**PROBLEM DESCRIPTION:** Across the material below, how many lines contain the word "stack"? Give only the number.
***** DATA IN THIS EXERCISE
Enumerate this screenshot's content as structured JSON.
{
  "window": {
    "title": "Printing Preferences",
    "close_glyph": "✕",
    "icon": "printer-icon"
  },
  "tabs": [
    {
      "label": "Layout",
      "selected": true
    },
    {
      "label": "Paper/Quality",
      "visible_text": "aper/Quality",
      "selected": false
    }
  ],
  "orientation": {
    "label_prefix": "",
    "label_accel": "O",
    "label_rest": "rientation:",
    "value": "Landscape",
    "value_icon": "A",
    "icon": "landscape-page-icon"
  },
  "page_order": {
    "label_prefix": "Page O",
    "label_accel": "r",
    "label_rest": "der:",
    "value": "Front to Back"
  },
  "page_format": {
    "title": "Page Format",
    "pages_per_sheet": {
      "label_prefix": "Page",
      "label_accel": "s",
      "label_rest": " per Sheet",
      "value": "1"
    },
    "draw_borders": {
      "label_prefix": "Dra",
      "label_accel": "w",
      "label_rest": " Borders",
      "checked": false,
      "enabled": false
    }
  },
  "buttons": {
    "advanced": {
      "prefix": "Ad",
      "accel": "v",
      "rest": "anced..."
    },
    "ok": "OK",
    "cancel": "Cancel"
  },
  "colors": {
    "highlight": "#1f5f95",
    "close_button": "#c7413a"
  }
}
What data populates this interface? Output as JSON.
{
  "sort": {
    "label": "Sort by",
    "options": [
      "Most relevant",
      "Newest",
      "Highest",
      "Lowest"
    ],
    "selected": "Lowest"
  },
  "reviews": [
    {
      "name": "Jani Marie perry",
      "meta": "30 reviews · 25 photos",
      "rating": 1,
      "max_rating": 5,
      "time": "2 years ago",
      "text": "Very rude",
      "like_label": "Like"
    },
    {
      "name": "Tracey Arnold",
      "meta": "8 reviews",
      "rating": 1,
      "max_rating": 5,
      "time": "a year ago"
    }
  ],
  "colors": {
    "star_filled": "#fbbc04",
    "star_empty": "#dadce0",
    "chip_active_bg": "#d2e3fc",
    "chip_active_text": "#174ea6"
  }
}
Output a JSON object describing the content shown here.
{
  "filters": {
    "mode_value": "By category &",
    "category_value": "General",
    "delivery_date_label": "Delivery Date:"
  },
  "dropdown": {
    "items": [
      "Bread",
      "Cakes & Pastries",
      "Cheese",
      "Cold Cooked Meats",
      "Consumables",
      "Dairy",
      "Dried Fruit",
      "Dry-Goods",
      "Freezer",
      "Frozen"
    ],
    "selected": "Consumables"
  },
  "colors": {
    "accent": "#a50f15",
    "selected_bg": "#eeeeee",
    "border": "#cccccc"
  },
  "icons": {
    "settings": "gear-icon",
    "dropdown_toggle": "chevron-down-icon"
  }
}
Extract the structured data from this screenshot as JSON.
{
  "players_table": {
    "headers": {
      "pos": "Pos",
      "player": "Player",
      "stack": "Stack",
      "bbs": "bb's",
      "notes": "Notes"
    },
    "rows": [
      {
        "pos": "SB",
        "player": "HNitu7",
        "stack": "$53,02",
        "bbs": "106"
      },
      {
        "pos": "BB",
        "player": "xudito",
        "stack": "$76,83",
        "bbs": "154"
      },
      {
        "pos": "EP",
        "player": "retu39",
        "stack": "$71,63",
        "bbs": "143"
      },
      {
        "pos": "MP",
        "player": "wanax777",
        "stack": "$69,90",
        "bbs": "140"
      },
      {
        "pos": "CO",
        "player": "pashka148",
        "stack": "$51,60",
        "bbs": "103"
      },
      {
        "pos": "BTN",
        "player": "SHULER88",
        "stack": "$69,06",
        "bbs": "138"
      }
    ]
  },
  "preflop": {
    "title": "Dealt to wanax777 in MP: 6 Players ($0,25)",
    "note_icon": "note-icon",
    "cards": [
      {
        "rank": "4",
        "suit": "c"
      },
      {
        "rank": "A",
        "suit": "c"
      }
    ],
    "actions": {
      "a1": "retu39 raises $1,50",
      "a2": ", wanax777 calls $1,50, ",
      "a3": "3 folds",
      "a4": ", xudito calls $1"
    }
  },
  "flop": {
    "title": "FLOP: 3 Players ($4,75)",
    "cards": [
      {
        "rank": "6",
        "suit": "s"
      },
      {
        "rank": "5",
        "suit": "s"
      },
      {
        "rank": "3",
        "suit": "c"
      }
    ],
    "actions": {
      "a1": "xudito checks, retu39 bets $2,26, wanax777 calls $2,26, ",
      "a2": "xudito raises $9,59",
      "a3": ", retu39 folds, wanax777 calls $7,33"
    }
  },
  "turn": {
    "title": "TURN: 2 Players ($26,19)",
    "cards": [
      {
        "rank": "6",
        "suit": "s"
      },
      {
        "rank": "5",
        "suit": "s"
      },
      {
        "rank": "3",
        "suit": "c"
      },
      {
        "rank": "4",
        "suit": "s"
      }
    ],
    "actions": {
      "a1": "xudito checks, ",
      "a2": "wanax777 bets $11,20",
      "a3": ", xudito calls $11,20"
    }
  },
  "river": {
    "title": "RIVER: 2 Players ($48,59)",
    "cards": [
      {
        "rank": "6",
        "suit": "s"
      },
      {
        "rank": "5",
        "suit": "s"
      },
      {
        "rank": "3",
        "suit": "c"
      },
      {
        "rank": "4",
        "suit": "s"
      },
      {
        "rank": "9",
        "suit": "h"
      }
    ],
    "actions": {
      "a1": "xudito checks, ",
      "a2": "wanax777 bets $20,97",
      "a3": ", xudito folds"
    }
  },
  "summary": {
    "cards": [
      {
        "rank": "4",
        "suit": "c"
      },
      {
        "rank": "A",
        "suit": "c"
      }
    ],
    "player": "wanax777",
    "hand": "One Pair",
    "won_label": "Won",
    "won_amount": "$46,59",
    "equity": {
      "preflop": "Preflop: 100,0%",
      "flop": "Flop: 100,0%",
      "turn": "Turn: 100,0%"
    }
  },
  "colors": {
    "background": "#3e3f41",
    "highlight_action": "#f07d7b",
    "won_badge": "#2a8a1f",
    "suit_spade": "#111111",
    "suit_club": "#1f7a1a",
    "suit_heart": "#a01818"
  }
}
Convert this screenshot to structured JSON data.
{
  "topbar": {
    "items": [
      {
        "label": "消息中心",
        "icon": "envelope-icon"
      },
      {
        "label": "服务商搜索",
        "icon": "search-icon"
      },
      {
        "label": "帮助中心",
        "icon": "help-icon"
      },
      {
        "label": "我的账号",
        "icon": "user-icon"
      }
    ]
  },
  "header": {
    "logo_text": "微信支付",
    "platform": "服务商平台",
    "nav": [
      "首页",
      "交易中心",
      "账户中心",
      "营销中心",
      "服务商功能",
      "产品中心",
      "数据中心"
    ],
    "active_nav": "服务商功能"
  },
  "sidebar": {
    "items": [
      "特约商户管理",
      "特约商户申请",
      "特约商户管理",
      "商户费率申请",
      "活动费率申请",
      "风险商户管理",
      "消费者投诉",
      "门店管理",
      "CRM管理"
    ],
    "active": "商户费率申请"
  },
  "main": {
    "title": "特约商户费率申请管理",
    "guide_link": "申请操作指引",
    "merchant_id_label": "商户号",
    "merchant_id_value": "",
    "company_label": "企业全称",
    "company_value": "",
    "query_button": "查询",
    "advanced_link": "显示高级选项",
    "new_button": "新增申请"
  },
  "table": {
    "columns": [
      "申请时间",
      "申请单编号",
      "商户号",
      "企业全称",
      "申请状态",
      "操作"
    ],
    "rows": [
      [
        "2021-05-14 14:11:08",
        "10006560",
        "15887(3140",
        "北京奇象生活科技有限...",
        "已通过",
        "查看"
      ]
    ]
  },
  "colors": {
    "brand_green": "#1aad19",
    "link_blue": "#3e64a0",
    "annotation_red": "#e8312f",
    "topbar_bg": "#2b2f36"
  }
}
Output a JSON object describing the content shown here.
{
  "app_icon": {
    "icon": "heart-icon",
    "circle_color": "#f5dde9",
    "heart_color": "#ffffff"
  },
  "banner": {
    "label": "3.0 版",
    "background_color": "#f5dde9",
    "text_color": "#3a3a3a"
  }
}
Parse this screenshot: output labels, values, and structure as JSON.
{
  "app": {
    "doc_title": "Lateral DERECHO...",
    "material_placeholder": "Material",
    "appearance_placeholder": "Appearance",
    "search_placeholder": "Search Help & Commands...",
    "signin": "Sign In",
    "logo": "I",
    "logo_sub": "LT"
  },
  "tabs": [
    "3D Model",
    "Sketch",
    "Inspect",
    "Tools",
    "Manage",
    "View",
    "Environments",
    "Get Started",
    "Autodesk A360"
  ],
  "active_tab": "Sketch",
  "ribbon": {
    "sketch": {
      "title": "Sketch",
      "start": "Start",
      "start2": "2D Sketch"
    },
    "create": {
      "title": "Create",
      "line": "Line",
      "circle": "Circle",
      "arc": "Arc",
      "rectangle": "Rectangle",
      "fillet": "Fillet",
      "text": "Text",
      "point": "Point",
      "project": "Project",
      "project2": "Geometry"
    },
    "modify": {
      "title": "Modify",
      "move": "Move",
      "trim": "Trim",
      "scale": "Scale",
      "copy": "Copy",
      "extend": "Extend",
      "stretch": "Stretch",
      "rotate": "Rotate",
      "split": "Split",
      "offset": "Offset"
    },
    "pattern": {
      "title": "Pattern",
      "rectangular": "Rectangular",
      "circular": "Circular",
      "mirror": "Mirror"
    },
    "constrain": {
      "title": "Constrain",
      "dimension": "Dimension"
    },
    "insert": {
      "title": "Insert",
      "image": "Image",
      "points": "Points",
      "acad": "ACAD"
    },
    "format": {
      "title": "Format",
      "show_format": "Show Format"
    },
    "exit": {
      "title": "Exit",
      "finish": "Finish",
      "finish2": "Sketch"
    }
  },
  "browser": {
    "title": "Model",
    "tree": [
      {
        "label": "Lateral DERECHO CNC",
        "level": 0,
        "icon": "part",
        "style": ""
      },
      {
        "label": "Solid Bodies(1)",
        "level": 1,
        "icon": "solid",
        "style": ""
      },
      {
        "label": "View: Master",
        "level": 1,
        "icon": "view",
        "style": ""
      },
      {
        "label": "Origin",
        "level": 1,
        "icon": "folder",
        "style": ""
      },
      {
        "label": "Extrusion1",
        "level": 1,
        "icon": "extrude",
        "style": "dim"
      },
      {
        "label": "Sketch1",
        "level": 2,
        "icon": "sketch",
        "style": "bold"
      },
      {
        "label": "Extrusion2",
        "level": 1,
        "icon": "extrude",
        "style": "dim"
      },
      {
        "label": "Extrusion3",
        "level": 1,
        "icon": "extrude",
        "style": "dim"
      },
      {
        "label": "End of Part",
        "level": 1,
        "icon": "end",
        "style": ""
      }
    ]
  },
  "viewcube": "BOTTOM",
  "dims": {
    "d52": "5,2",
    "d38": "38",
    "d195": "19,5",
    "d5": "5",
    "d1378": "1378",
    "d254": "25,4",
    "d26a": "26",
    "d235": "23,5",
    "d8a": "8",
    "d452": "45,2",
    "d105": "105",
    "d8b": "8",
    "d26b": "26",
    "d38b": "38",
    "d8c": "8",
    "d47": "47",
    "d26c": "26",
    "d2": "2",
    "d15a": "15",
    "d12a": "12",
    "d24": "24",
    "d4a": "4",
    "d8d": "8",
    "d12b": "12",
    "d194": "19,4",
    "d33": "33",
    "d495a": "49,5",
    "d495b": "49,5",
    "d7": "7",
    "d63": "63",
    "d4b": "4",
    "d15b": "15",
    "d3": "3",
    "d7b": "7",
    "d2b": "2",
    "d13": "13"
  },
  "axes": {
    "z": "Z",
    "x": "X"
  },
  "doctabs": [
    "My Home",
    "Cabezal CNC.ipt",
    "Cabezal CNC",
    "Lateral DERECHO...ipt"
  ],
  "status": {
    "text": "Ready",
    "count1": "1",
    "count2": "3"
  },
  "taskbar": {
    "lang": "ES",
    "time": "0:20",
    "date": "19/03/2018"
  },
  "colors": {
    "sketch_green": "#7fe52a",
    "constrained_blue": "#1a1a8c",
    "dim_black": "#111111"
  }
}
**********
**SOLUTION FOR THIS PROBLEM:** 7